Our registered dietitians work with children being treated through our outpatient programs and centers. We also check in with parents to make sure babies who have been in the Neonatal Intensive Care Unit (NICU) are gaining weight.

Many medical conditions affect your child’s food choices, and this can affect the whole family. We can help you make the adjustments necessary at home to ensure your family is well nourished.

Here are some of the situations our dietitians can help you and your child address:

  • We help children with celiac disease discover fun, delicious foods that are gluten-free. Our dietitians work with the Pediatric Celiac Disease and Gluten-Related Disorders Program to help your family adapt to a gluten-free diet.
  • We help children with inflammatory bowel disease, irritable bowel syndrome, and eosinophilic esophagitis get the nutrients they need.
  • We create elimination diets for children who have been diagnosed with a food sensitivity, such as lactose intolerance or food allergy. We give you the tools you need to remove certain foods from your child’s diet in a way that the whole family can adapt to.
  • We provide nutritional support and education for children who have been diagnosed with diabetes, epilepsy, cystic fibrosis, congenital heart defects, and kidney disease.
  • We create specialized meal plans for children who have physical differences that make eating solid foods difficult, such as cleft palate or facial trauma.
  • We help children whose picky eating, also known as selective eating, is so severe that it impacts his or her health and growth, through our Pediatric Interdisciplinary Nutrition and Feeding Program. We also help children who are transitioning from enteral, or tube, feeding to eating by mouth.
  • We help children deal with eating or appetite problems, such as nausea, difficulty swallowing, or mouth or throat pain. This can be caused by certain conditions, such as cancer, as well as its treatment.
  • We create weight management programs for children who need to gain weight due to picky eating or a medical condition, or who need to lose weight for health reasons.

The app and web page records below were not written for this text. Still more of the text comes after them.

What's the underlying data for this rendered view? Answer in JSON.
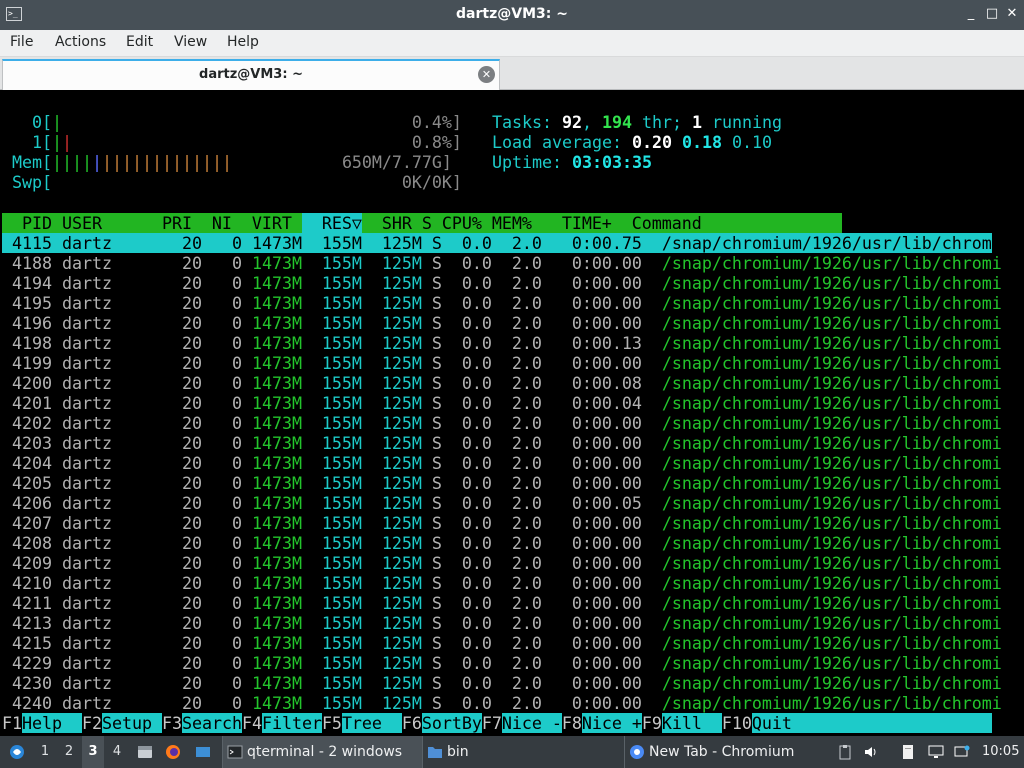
{
  "window": {
    "title": "dartz@VM3: ~",
    "app_icon": ">_",
    "controls": [
      "_",
      "□",
      "✕"
    ]
  },
  "menubar": {
    "items": [
      "File",
      "Actions",
      "Edit",
      "View",
      "Help"
    ]
  },
  "tab": {
    "label": "dartz@VM3: ~"
  },
  "htop": {
    "cpu0": {
      "label": "0[",
      "bar": "|",
      "value": "0.4%]"
    },
    "cpu1": {
      "label": "1[",
      "bar1": "|",
      "bar2": "|",
      "value": "0.8%]"
    },
    "mem": {
      "label": "Mem[",
      "value": "650M/7.77G]"
    },
    "swp": {
      "label": "Swp[",
      "value": "0K/0K]"
    },
    "tasks": {
      "label": "Tasks:",
      "count": "92",
      "thr": "194",
      "thr_label": "thr;",
      "running": "1",
      "running_label": "running"
    },
    "load": {
      "label": "Load average:",
      "v1": "0.20",
      "v2": "0.18",
      "v3": "0.10"
    },
    "uptime": {
      "label": "Uptime:",
      "value": "03:03:35"
    },
    "header": {
      "pre": "  PID USER      PRI  NI  VIRT ",
      "sort": "  RES▽",
      "post": "  SHR S CPU% MEM%   TIME+  Command"
    },
    "rows": [
      {
        "pid": "4115",
        "user": "dartz",
        "pri": "20",
        "ni": "0",
        "virt": "1473M",
        "res": "155M",
        "shr": "125M",
        "s": "S",
        "cpu": "0.0",
        "mem": "2.0",
        "time": "0:00.75",
        "cmd": "/snap/chromium/1926/usr/lib/chromi"
      },
      {
        "pid": "4188",
        "user": "dartz",
        "pri": "20",
        "ni": "0",
        "virt": "1473M",
        "res": "155M",
        "shr": "125M",
        "s": "S",
        "cpu": "0.0",
        "mem": "2.0",
        "time": "0:00.00",
        "cmd": "/snap/chromium/1926/usr/lib/chromi"
      },
      {
        "pid": "4194",
        "user": "dartz",
        "pri": "20",
        "ni": "0",
        "virt": "1473M",
        "res": "155M",
        "shr": "125M",
        "s": "S",
        "cpu": "0.0",
        "mem": "2.0",
        "time": "0:00.00",
        "cmd": "/snap/chromium/1926/usr/lib/chromi"
      },
      {
        "pid": "4195",
        "user": "dartz",
        "pri": "20",
        "ni": "0",
        "virt": "1473M",
        "res": "155M",
        "shr": "125M",
        "s": "S",
        "cpu": "0.0",
        "mem": "2.0",
        "time": "0:00.00",
        "cmd": "/snap/chromium/1926/usr/lib/chromi"
      },
      {
        "pid": "4196",
        "user": "dartz",
        "pri": "20",
        "ni": "0",
        "virt": "1473M",
        "res": "155M",
        "shr": "125M",
        "s": "S",
        "cpu": "0.0",
        "mem": "2.0",
        "time": "0:00.00",
        "cmd": "/snap/chromium/1926/usr/lib/chromi"
      },
      {
        "pid": "4198",
        "user": "dartz",
        "pri": "20",
        "ni": "0",
        "virt": "1473M",
        "res": "155M",
        "shr": "125M",
        "s": "S",
        "cpu": "0.0",
        "mem": "2.0",
        "time": "0:00.13",
        "cmd": "/snap/chromium/1926/usr/lib/chromi"
      },
      {
        "pid": "4199",
        "user": "dartz",
        "pri": "20",
        "ni": "0",
        "virt": "1473M",
        "res": "155M",
        "shr": "125M",
        "s": "S",
        "cpu": "0.0",
        "mem": "2.0",
        "time": "0:00.00",
        "cmd": "/snap/chromium/1926/usr/lib/chromi"
      },
      {
        "pid": "4200",
        "user": "dartz",
        "pri": "20",
        "ni": "0",
        "virt": "1473M",
        "res": "155M",
        "shr": "125M",
        "s": "S",
        "cpu": "0.0",
        "mem": "2.0",
        "time": "0:00.08",
        "cmd": "/snap/chromium/1926/usr/lib/chromi"
      },
      {
        "pid": "4201",
        "user": "dartz",
        "pri": "20",
        "ni": "0",
        "virt": "1473M",
        "res": "155M",
        "shr": "125M",
        "s": "S",
        "cpu": "0.0",
        "mem": "2.0",
        "time": "0:00.04",
        "cmd": "/snap/chromium/1926/usr/lib/chromi"
      },
      {
        "pid": "4202",
        "user": "dartz",
        "pri": "20",
        "ni": "0",
        "virt": "1473M",
        "res": "155M",
        "shr": "125M",
        "s": "S",
        "cpu": "0.0",
        "mem": "2.0",
        "time": "0:00.00",
        "cmd": "/snap/chromium/1926/usr/lib/chromi"
      },
      {
        "pid": "4203",
        "user": "dartz",
        "pri": "20",
        "ni": "0",
        "virt": "1473M",
        "res": "155M",
        "shr": "125M",
        "s": "S",
        "cpu": "0.0",
        "mem": "2.0",
        "time": "0:00.00",
        "cmd": "/snap/chromium/1926/usr/lib/chromi"
      },
      {
        "pid": "4204",
        "user": "dartz",
        "pri": "20",
        "ni": "0",
        "virt": "1473M",
        "res": "155M",
        "shr": "125M",
        "s": "S",
        "cpu": "0.0",
        "mem": "2.0",
        "time": "0:00.00",
        "cmd": "/snap/chromium/1926/usr/lib/chromi"
      },
      {
        "pid": "4205",
        "user": "dartz",
        "pri": "20",
        "ni": "0",
        "virt": "1473M",
        "res": "155M",
        "shr": "125M",
        "s": "S",
        "cpu": "0.0",
        "mem": "2.0",
        "time": "0:00.00",
        "cmd": "/snap/chromium/1926/usr/lib/chromi"
      },
      {
        "pid": "4206",
        "user": "dartz",
        "pri": "20",
        "ni": "0",
        "virt": "1473M",
        "res": "155M",
        "shr": "125M",
        "s": "S",
        "cpu": "0.0",
        "mem": "2.0",
        "time": "0:00.05",
        "cmd": "/snap/chromium/1926/usr/lib/chromi"
      },
      {
        "pid": "4207",
        "user": "dartz",
        "pri": "20",
        "ni": "0",
        "virt": "1473M",
        "res": "155M",
        "shr": "125M",
        "s": "S",
        "cpu": "0.0",
        "mem": "2.0",
        "time": "0:00.00",
        "cmd": "/snap/chromium/1926/usr/lib/chromi"
      },
      {
        "pid": "4208",
        "user": "dartz",
        "pri": "20",
        "ni": "0",
        "virt": "1473M",
        "res": "155M",
        "shr": "125M",
        "s": "S",
        "cpu": "0.0",
        "mem": "2.0",
        "time": "0:00.00",
        "cmd": "/snap/chromium/1926/usr/lib/chromi"
      },
      {
        "pid": "4209",
        "user": "dartz",
        "pri": "20",
        "ni": "0",
        "virt": "1473M",
        "res": "155M",
        "shr": "125M",
        "s": "S",
        "cpu": "0.0",
        "mem": "2.0",
        "time": "0:00.00",
        "cmd": "/snap/chromium/1926/usr/lib/chromi"
      },
      {
        "pid": "4210",
        "user": "dartz",
        "pri": "20",
        "ni": "0",
        "virt": "1473M",
        "res": "155M",
        "shr": "125M",
        "s": "S",
        "cpu": "0.0",
        "mem": "2.0",
        "time": "0:00.00",
        "cmd": "/snap/chromium/1926/usr/lib/chromi"
      },
      {
        "pid": "4211",
        "user": "dartz",
        "pri": "20",
        "ni": "0",
        "virt": "1473M",
        "res": "155M",
        "shr": "125M",
        "s": "S",
        "cpu": "0.0",
        "mem": "2.0",
        "time": "0:00.00",
        "cmd": "/snap/chromium/1926/usr/lib/chromi"
      },
      {
        "pid": "4213",
        "user": "dartz",
        "pri": "20",
        "ni": "0",
        "virt": "1473M",
        "res": "155M",
        "shr": "125M",
        "s": "S",
        "cpu": "0.0",
        "mem": "2.0",
        "time": "0:00.00",
        "cmd": "/snap/chromium/1926/usr/lib/chromi"
      },
      {
        "pid": "4215",
        "user": "dartz",
        "pri": "20",
        "ni": "0",
        "virt": "1473M",
        "res": "155M",
        "shr": "125M",
        "s": "S",
        "cpu": "0.0",
        "mem": "2.0",
        "time": "0:00.00",
        "cmd": "/snap/chromium/1926/usr/lib/chromi"
      },
      {
        "pid": "4229",
        "user": "dartz",
        "pri": "20",
        "ni": "0",
        "virt": "1473M",
        "res": "155M",
        "shr": "125M",
        "s": "S",
        "cpu": "0.0",
        "mem": "2.0",
        "time": "0:00.00",
        "cmd": "/snap/chromium/1926/usr/lib/chromi"
      },
      {
        "pid": "4230",
        "user": "dartz",
        "pri": "20",
        "ni": "0",
        "virt": "1473M",
        "res": "155M",
        "shr": "125M",
        "s": "S",
        "cpu": "0.0",
        "mem": "2.0",
        "time": "0:00.00",
        "cmd": "/snap/chromium/1926/usr/lib/chromi"
      },
      {
        "pid": "4240",
        "user": "dartz",
        "pri": "20",
        "ni": "0",
        "virt": "1473M",
        "res": "155M",
        "shr": "125M",
        "s": "S",
        "cpu": "0.0",
        "mem": "2.0",
        "time": "0:00.00",
        "cmd": "/snap/chromium/1926/usr/lib/chromi"
      }
    ],
    "fkeys": [
      {
        "key": "F1",
        "label": "Help  "
      },
      {
        "key": "F2",
        "label": "Setup "
      },
      {
        "key": "F3",
        "label": "Search"
      },
      {
        "key": "F4",
        "label": "Filter"
      },
      {
        "key": "F5",
        "label": "Tree  "
      },
      {
        "key": "F6",
        "label": "SortBy"
      },
      {
        "key": "F7",
        "label": "Nice -"
      },
      {
        "key": "F8",
        "label": "Nice +"
      },
      {
        "key": "F9",
        "label": "Kill  "
      },
      {
        "key": "F10",
        "label": "Quit"
      }
    ]
  },
  "taskbar": {
    "workspaces": [
      "1",
      "2",
      "3",
      "4"
    ],
    "active_workspace": "3",
    "tasks": [
      {
        "label": "qterminal - 2 windows",
        "icon": "terminal-icon"
      },
      {
        "label": "bin",
        "icon": "folder-icon"
      },
      {
        "label": "New Tab - Chromium",
        "icon": "chromium-icon"
      }
    ],
    "clock": "10:05"
  },
  "colors": {
    "green": "#23c52c",
    "cyan": "#1dcbc9",
    "titlebar": "#475057",
    "taskbar": "#353b40"
  }
}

Robinson Family S.Q.U.A.S.H. Program

The Robinson Family S.Q.U.A.S.H. (Smart choices, Quality ingredients, Unique, Appetizing, Simple, and Healthy) Program is based on the belief that excellent nutrition is crucial for all children, but is especially important for children who are in the hospital or recovering at home.

S.Q.U.A.S.H. is made possible with generous support from Linda Gosden Robinson and James D. Robinson III.

As part of the S.Q.U.A.S.H. program, we host the following events.

Cooking Classes

Gluten-free cooking classes are available through the Pediatric Celiac Disease and Gluten-Related Disorders Program. Classes are free and available to children 7 to 16 years old.

S.Q.U.A.S.H. Pods

These food-related activities, available for all children, help them pass the time while waiting for medical treatment. Children may make their own healthy snacks or create edible “food art,” so they’re having fun while learning about new foods and good nutrition.

Professional Symposia

Twice a year, S.Q.U.A.S.H. holds educational symposia for dietitians and doctors. Other members of the professional or local community are welcome to attend these free events.

For more information, please contact Deborah Tagliareni, Children’s Services clinical nutrition manager, at or 646-942-7822.